Except online.

The only place that duplicates that 'ooey gooey/ I'm so special /warm and fuzzy' feeling from the school days is the internet.   And, even pathetic little old me with my need for love is a little freaked out by it.  I really thought I was using Facebook for it's intended use. (Keeping up with people I don't want to have to call regularly and judging photos of ex-boyfriends/crushes/girls who were mean to me.)  Then, along came the 'like' button.  It used to be that Facebook was your own platform.  Would you like everyone to to watch the same youtube video you just cry-laughed at? Post it!  Want to share the photos from so and so's party without having to email a bunch of people? Post them!  Need to invite folks to come see your band play a gig?  Post it!  Brilliant, right?  So convenient! How did we ever live without it?

But, now imagine no one 'likes' the video or the photos or the fact that you have a gig.  All of a sudden you've taken a happy thing in your life and turned it into a "Why does everyone hate me?" thing.  I've had to drag myself off the cliff of crazy before for something as stupid as this ridiculous thought:  No one 'liked' the photo of my dog hugging his new toy elephant.  This means everyone hates my dog.  Nice, right?  Reasonable.  Totally sane.   Yay me!  But, even with the occasional insane thought, I assumed I'd buried the desperate little gold star grubbing kid deep down inside myself.  I didn't think I cared what people thought.  I assumed I was above that shit.

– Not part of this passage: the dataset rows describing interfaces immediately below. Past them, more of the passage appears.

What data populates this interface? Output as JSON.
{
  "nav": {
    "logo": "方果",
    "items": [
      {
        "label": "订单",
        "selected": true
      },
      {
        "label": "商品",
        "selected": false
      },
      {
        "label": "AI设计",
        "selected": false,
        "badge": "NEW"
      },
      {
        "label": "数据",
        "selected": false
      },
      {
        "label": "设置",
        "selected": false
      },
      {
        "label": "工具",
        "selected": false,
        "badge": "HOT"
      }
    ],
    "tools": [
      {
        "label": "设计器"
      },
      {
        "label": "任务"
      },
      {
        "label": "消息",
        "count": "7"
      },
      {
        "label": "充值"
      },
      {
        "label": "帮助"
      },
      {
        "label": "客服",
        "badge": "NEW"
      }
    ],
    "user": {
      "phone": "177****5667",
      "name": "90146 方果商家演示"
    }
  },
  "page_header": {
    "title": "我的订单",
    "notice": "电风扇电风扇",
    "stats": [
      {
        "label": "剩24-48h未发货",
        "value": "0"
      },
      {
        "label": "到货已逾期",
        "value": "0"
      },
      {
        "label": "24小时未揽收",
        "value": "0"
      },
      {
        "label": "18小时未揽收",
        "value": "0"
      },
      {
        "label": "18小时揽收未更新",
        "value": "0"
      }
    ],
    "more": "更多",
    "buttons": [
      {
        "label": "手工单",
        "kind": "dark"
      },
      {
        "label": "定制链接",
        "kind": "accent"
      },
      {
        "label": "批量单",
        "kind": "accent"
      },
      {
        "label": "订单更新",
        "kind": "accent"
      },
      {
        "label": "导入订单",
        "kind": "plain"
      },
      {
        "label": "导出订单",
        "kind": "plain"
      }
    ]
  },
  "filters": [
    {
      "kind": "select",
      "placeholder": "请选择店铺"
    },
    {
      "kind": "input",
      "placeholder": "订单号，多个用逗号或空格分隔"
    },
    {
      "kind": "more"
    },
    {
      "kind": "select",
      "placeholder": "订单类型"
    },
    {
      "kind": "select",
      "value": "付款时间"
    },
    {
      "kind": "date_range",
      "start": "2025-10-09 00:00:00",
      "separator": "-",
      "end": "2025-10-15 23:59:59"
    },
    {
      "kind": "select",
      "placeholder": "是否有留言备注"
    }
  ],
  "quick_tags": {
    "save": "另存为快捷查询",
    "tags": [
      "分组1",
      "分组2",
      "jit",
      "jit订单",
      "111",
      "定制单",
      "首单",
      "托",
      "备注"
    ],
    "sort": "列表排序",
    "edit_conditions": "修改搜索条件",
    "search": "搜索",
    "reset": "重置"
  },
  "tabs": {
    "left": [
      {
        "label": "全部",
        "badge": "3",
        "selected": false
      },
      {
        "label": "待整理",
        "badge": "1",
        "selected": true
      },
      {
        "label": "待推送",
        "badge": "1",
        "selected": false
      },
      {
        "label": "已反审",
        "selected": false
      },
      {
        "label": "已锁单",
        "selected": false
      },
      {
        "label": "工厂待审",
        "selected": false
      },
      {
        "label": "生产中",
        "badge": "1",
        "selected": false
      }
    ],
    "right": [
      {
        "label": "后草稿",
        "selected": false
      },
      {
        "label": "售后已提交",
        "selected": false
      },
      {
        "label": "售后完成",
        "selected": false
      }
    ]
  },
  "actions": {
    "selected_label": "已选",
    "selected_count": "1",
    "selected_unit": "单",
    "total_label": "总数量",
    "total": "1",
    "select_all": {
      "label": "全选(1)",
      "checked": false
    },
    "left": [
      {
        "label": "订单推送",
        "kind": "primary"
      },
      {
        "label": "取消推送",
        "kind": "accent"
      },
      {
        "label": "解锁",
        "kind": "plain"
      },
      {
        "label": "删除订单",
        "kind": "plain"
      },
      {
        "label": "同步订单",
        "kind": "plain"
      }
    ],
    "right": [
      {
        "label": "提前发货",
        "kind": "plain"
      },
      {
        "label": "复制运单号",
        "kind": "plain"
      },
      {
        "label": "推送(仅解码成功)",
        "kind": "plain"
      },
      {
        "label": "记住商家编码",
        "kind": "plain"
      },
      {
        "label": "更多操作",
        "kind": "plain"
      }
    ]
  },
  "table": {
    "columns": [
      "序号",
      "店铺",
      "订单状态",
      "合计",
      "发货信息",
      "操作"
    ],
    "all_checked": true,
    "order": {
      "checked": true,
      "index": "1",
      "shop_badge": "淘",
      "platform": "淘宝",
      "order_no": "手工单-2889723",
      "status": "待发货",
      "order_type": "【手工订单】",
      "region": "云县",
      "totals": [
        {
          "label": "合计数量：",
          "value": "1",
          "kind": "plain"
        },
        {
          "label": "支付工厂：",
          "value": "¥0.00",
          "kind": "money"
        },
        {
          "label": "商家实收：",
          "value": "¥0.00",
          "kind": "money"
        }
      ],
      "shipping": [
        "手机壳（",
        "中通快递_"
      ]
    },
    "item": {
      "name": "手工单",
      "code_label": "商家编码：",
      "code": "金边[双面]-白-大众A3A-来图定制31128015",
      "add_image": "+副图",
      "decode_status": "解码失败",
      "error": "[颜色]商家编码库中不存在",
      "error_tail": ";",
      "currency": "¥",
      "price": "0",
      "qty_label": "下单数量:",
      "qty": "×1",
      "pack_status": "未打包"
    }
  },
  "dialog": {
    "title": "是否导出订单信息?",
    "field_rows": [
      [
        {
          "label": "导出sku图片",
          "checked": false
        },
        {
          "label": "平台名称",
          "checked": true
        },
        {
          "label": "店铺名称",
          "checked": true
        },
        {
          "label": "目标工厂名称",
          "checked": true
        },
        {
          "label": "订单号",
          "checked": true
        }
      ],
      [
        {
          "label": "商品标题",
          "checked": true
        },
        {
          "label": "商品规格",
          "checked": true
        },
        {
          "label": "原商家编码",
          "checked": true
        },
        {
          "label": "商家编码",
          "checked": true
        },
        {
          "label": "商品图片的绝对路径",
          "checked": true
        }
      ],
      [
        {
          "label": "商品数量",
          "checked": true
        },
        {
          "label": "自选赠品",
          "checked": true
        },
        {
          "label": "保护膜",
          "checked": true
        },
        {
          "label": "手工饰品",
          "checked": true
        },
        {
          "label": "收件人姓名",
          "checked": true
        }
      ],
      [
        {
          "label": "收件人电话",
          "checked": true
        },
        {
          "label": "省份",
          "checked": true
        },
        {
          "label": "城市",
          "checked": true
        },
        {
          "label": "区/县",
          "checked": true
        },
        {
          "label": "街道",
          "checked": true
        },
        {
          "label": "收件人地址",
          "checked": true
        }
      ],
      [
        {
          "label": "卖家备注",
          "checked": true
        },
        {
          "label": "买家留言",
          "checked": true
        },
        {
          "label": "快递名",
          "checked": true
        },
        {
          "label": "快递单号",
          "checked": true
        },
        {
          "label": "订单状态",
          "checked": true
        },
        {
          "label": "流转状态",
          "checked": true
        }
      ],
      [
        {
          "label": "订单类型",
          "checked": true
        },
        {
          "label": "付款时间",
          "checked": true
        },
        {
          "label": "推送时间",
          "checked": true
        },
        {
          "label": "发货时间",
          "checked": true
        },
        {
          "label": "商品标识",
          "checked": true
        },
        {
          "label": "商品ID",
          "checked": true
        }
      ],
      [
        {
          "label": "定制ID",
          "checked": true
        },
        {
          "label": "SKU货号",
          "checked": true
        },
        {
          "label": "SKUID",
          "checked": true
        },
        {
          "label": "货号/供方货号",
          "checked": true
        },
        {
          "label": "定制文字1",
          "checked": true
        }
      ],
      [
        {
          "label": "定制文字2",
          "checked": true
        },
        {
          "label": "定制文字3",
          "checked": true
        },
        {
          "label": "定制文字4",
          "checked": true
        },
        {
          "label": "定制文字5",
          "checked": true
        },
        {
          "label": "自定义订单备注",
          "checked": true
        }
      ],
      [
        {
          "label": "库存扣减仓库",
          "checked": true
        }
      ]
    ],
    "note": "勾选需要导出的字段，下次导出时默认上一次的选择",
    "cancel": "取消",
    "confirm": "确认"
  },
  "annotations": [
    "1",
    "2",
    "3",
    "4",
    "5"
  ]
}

Then came Twitter.  To me, Twitter was a wonderful invention.  I have loads of messed up snarky thoughts throughout the day.  Finally, somewhere I can share them, uncensored, with a bunch of anonymous equally jacked up strangers!  Yipee!  I happily tweeted anything I wanted whenever I wanted to.  Then someone told me about Favstar.  And, it all went to hell in my brain.  Gold star girl started doing flips.

Here's how it works:  people "star" your tweets.  Or, they don't.  When they do, you're an awesome specimen of humor and all that is cool and right in the universe.  When they don't, you suck, you're not funny, people hate you and you should just go ahead and jump off the Hollywood sign.  (Just kidding. They won't even let you up near the Hollywood sign so you can't jump off of it.)  I found myself deleting tweets I thought were funny just because they'd only received one star.  Like this one:  Hooray! It's horror movie weather outside! Need to remember to bring along a light jacket and a chainsaw, just in case.  I giggled when I thought of that even though it was dumb.  The fact that NO ONE else giggled made me feel bad about myself and my sense of humor so I deleted it.  If I've ever been crazier in my whole life, I cannot think of when it was.  This is worse than when I did my ex-boyfriend's laundry and put his boxer shorts in order by color or when I got white blond highlights in my dark brown hair.  Second guessing yourself because no one virtually coddled your ego by starring the 140-characters-or-less thought you just shared on a random networking site is, in my opinion, pretty rock bottom.

I had to step away from the little virtual gold stars.  I had to reclaim my brain from the clutches of pathetic desperation and LIES!  Arrrggghhhhh!

Okay, so maybe it's not that extreme.  I'll calm down.  I guess a little encouragement is nice sometimes and not everyone's going to get you all of the time.  But, in this world of faves and stars and likes and retweets and reposts and stumbles, how do you keep your sanity?  How do you judge your work, your life, your existence fairly if everyone else is busy doing it for you?!  How do you keep what you actually like separate from what everyone else does?

I don't know.  Hit me up if you figure that one out.  In the meantime, be sure to "like" this post on Facebook.

*photo by pewari.